● **What the task asks**
Return each line below holding the string "this".

● **Records to use**
■ ■ ■ ■ ■

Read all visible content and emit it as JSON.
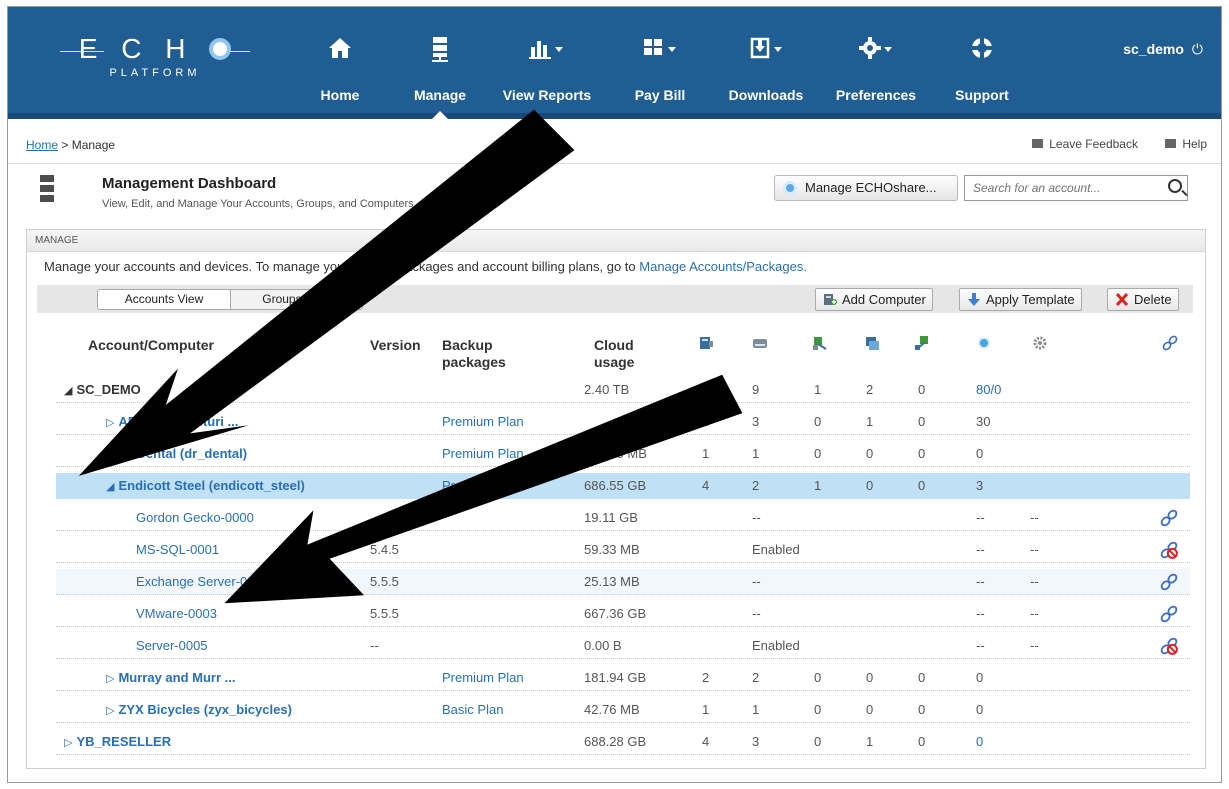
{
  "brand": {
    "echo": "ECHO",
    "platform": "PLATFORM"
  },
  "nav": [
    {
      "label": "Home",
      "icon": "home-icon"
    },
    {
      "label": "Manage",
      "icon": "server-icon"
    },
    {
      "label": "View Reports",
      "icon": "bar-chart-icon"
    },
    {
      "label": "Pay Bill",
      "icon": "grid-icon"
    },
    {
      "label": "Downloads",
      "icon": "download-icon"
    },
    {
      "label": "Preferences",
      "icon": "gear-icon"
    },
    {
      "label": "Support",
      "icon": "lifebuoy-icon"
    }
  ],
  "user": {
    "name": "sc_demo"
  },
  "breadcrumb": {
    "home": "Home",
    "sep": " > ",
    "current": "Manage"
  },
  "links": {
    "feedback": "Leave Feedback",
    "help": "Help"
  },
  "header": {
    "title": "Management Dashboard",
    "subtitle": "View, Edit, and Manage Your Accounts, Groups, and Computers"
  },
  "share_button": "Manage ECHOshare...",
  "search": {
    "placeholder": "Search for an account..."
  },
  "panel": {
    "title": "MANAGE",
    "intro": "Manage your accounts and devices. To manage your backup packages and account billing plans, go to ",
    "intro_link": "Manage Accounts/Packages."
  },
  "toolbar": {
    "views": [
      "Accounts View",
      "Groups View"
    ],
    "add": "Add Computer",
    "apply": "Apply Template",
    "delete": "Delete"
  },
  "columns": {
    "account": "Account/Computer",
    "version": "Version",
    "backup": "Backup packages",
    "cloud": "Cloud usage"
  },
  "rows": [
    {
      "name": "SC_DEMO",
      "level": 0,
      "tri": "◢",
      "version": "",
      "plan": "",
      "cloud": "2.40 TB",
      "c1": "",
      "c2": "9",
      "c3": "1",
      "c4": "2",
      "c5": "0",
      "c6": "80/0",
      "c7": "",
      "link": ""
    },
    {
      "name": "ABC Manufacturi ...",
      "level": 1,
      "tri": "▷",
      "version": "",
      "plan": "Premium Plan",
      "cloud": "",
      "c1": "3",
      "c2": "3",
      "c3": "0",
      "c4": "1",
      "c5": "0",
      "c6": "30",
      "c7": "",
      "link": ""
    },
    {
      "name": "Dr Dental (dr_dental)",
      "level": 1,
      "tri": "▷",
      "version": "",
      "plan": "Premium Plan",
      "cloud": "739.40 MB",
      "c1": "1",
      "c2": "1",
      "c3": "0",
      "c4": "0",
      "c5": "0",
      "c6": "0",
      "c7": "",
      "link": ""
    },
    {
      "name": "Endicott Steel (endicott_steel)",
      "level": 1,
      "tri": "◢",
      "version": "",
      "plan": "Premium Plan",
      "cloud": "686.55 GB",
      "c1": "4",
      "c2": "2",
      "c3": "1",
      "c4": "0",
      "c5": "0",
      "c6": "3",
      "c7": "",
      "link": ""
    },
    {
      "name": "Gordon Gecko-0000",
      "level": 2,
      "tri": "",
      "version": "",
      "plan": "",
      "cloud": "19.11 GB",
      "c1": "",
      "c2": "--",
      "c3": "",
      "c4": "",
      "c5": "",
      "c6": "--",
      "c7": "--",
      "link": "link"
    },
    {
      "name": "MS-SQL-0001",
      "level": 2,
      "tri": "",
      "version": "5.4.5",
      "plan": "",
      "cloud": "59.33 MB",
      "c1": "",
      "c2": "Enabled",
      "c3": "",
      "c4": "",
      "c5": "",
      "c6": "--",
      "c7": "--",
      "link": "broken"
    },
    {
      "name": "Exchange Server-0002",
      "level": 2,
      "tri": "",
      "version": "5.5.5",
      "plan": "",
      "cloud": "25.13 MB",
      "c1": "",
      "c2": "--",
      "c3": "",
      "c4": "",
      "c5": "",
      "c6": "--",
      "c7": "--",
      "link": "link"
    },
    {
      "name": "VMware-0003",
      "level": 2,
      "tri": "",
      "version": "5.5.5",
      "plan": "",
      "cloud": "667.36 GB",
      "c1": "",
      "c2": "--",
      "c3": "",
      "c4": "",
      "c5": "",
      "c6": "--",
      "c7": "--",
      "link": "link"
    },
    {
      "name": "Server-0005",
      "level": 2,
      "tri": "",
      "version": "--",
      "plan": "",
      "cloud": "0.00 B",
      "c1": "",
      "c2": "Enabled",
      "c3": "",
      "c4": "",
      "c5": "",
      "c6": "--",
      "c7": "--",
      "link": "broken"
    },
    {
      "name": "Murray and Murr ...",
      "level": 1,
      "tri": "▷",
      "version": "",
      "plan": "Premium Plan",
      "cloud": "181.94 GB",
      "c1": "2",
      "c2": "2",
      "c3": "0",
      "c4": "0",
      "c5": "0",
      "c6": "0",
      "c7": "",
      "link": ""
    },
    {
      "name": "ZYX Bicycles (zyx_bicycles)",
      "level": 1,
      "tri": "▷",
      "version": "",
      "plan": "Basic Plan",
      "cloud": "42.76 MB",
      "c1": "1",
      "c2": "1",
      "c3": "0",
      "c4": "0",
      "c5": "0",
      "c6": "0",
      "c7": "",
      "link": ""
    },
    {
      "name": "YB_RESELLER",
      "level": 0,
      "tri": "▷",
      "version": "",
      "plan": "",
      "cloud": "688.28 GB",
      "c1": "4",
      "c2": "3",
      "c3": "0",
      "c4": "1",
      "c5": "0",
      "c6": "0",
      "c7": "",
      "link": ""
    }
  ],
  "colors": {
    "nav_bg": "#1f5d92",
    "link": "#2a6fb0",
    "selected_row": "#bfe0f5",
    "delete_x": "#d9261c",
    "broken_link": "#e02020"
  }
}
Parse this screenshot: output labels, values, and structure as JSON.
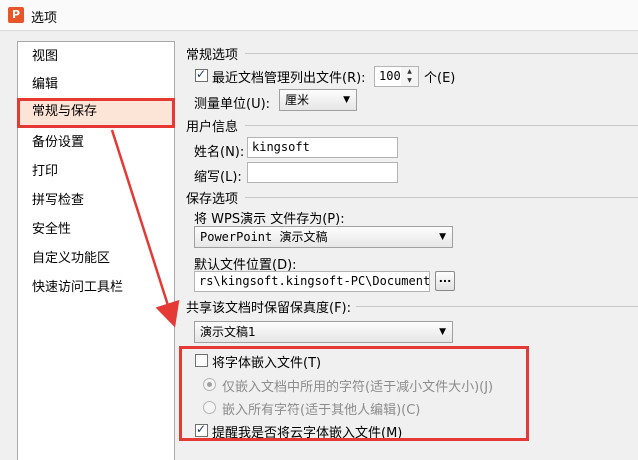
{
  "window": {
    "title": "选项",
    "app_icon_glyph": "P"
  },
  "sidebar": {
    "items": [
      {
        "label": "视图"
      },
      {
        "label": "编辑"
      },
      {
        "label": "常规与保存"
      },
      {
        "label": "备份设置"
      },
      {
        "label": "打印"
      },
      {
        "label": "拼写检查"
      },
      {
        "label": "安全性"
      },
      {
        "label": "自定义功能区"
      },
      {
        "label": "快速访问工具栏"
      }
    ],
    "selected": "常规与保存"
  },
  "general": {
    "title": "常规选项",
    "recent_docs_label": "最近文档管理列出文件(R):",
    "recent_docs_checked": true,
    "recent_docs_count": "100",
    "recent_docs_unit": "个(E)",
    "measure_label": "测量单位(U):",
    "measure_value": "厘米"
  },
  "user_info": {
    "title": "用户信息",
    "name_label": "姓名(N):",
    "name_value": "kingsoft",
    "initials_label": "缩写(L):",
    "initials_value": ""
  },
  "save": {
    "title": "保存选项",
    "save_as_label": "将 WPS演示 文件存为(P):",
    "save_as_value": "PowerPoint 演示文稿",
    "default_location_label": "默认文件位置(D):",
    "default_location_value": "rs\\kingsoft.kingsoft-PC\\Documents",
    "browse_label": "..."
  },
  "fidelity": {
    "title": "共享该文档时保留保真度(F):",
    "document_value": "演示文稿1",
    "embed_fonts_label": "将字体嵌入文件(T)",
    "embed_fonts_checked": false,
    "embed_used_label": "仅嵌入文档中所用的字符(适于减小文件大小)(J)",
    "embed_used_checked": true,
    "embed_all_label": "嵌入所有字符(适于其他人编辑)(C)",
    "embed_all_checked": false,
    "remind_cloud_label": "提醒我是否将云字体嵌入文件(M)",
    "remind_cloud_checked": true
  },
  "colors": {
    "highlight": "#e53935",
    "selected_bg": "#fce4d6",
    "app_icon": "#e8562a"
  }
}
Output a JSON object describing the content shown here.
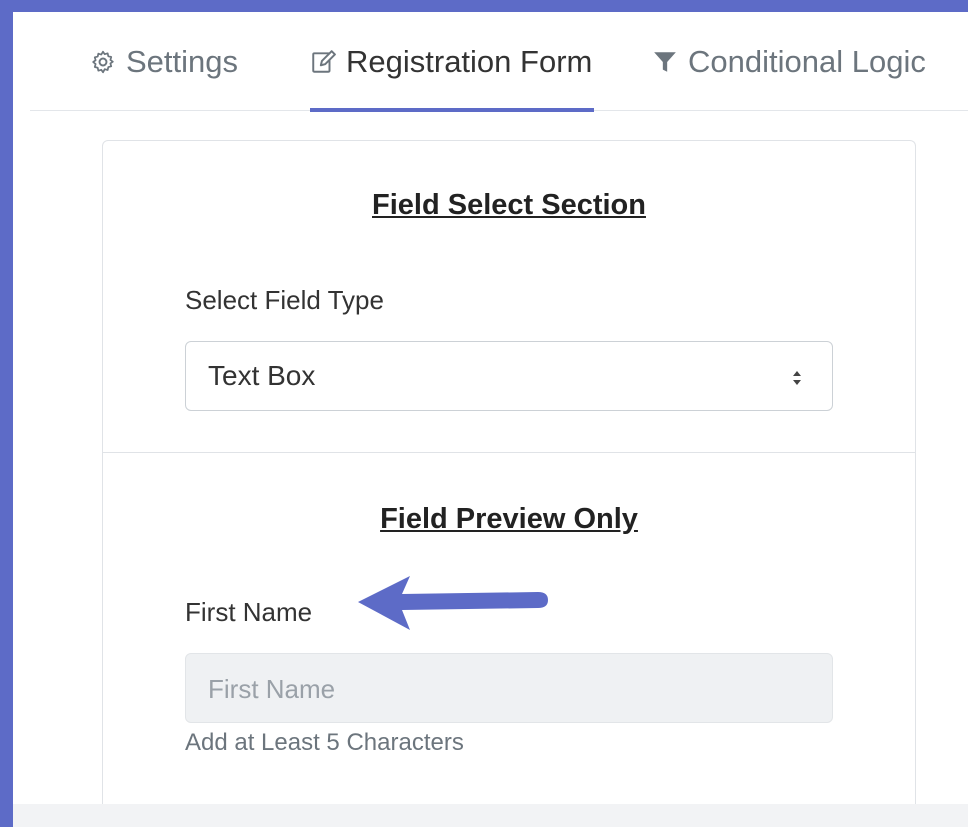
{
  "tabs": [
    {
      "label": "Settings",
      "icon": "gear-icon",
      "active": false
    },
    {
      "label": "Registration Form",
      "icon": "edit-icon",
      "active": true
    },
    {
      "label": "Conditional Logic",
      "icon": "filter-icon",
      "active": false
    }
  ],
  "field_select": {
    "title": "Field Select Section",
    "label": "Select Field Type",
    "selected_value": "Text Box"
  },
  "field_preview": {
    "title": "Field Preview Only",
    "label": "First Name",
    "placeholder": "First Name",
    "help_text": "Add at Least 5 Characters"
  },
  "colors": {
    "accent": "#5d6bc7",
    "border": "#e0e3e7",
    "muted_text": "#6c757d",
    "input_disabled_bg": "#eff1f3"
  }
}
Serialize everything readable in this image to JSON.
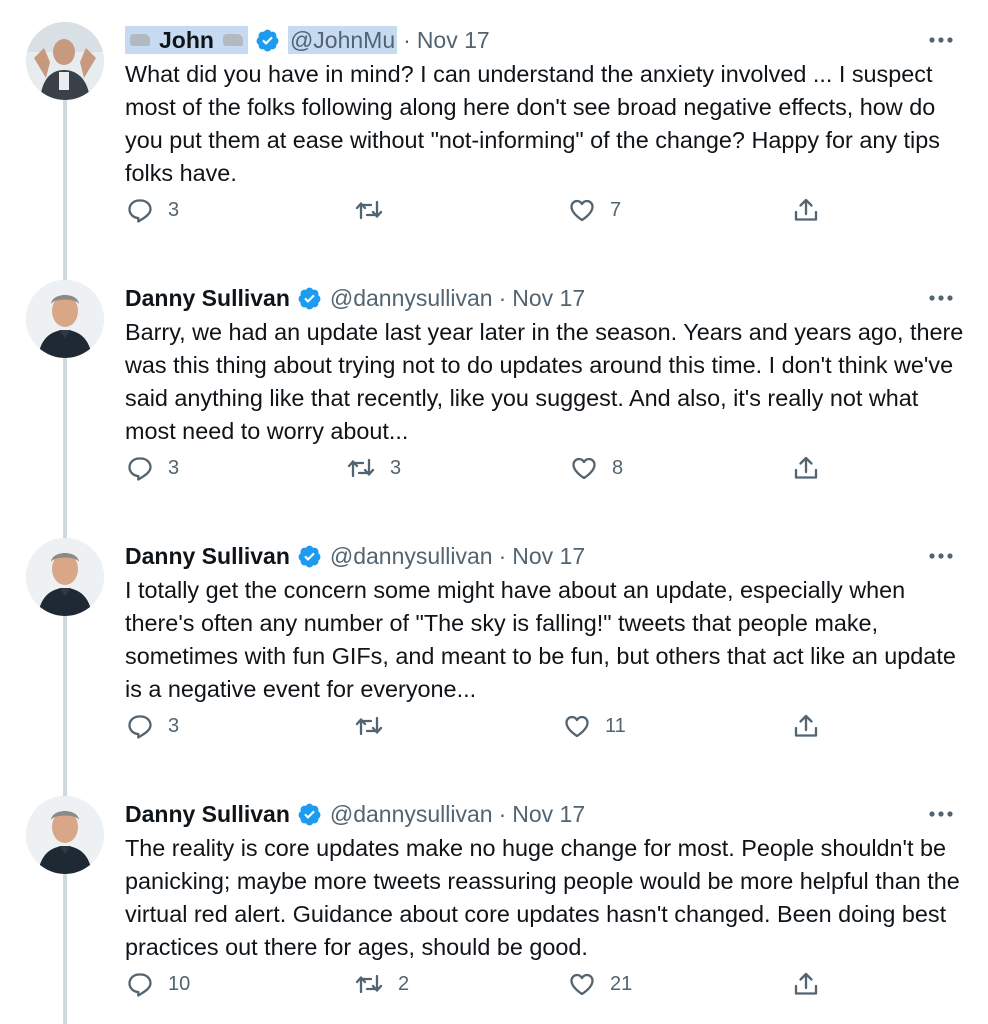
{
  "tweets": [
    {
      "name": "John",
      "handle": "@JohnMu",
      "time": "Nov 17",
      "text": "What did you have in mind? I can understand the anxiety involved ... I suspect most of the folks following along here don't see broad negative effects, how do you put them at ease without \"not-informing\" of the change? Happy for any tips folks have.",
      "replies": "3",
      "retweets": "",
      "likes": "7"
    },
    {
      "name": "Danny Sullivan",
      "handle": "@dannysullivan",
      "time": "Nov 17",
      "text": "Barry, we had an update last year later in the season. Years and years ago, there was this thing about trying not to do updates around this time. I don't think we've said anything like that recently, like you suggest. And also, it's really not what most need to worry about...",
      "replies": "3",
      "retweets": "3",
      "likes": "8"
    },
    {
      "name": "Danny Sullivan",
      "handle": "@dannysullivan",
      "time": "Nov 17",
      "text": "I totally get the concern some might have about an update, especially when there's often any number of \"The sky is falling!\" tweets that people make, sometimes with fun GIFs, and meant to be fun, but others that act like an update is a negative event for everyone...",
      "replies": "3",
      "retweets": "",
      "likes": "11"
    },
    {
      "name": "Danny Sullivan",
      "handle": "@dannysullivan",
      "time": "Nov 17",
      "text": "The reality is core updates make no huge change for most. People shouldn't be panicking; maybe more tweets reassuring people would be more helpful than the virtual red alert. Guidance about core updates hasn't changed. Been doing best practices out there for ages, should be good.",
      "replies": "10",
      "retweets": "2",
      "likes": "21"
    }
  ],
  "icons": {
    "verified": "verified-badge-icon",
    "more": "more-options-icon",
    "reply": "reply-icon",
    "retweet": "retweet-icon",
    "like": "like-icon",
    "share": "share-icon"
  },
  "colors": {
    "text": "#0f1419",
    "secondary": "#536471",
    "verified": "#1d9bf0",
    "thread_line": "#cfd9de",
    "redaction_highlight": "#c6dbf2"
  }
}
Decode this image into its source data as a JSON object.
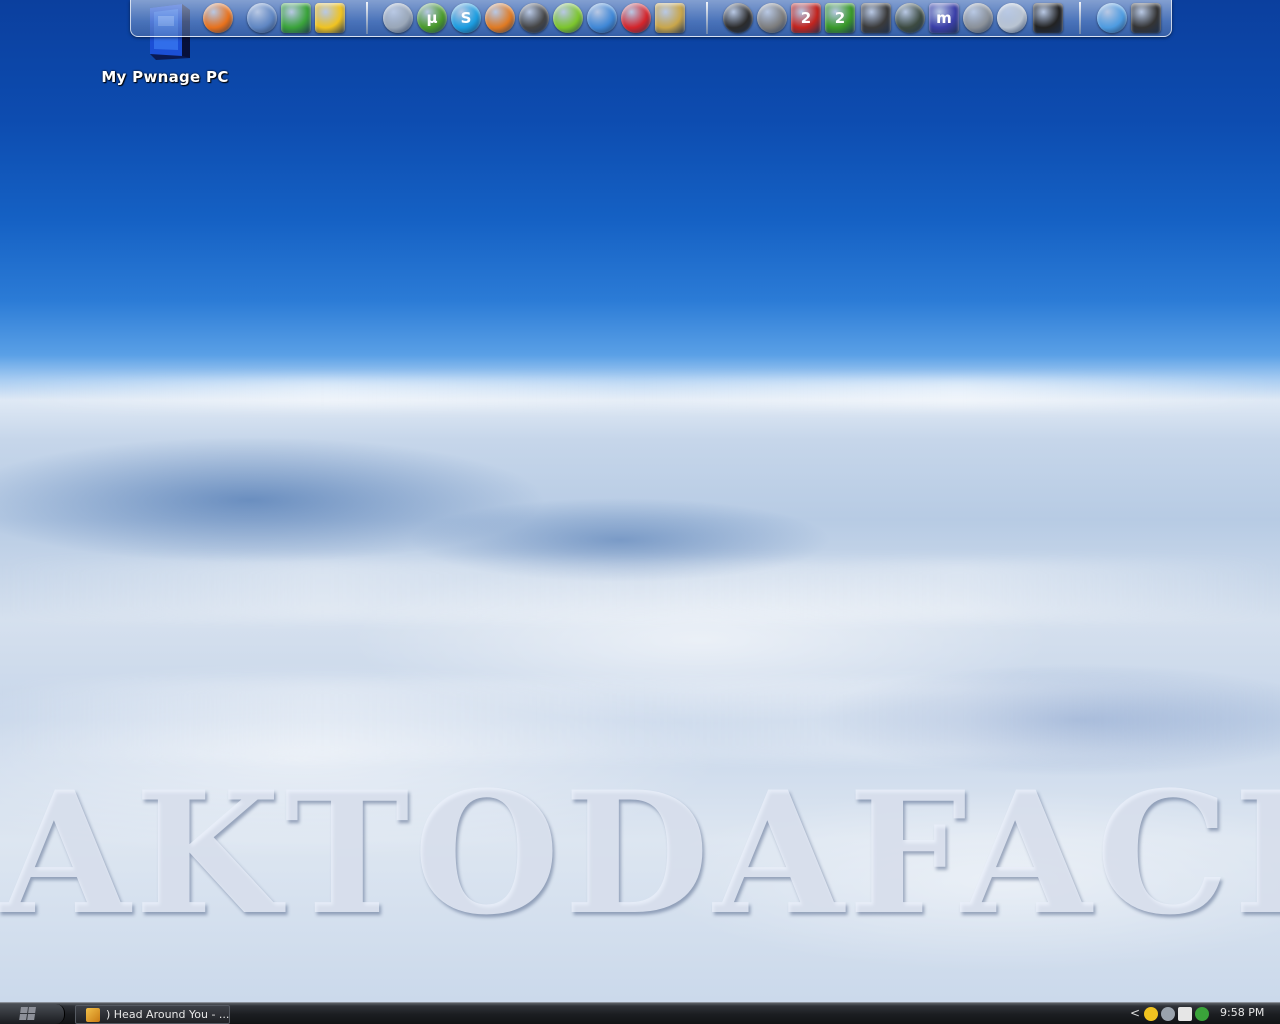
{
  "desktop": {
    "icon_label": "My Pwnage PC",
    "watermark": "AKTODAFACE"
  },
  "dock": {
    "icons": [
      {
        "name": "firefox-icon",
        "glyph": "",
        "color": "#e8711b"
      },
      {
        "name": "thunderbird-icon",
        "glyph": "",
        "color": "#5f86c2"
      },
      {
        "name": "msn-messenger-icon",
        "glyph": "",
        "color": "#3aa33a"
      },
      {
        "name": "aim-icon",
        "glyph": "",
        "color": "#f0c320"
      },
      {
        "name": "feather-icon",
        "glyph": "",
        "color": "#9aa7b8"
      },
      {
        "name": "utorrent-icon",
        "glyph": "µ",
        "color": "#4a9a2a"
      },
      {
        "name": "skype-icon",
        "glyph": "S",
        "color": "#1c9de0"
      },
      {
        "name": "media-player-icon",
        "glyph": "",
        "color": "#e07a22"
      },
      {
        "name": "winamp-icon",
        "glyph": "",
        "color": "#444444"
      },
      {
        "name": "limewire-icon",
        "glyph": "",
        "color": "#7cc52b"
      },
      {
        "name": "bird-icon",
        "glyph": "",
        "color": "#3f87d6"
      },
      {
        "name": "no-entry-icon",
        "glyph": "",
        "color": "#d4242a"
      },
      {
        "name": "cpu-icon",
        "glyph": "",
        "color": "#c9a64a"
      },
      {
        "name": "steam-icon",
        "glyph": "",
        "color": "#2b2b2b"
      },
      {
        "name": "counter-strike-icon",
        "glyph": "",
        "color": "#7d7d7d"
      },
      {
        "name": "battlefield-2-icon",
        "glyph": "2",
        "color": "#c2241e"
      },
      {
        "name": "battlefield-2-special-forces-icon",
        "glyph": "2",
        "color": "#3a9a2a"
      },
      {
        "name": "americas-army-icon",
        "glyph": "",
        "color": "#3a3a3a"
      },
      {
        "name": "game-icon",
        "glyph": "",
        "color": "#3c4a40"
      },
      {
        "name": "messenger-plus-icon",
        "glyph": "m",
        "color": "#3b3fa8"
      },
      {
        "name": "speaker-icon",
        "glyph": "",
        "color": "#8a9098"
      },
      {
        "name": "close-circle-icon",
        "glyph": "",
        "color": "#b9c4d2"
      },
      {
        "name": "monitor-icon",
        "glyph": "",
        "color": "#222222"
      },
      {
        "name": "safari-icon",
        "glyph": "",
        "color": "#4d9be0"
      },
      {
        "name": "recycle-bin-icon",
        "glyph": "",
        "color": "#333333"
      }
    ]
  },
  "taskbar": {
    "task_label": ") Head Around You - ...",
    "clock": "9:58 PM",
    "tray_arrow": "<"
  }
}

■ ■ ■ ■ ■

● **Answer section**
Parse this screenshot: output labels, values, and structure as JSON.
Serialize everything readable in this image to JSON.
      "text": "Barry, we had an update last year later in the season. Years and years ago, there was this thing about trying not to do updates around this time. I don't think we've said anything like that recently, like you suggest. And also, it's really not what most need to worry about...",
Decode this image into its source data as a JSON object.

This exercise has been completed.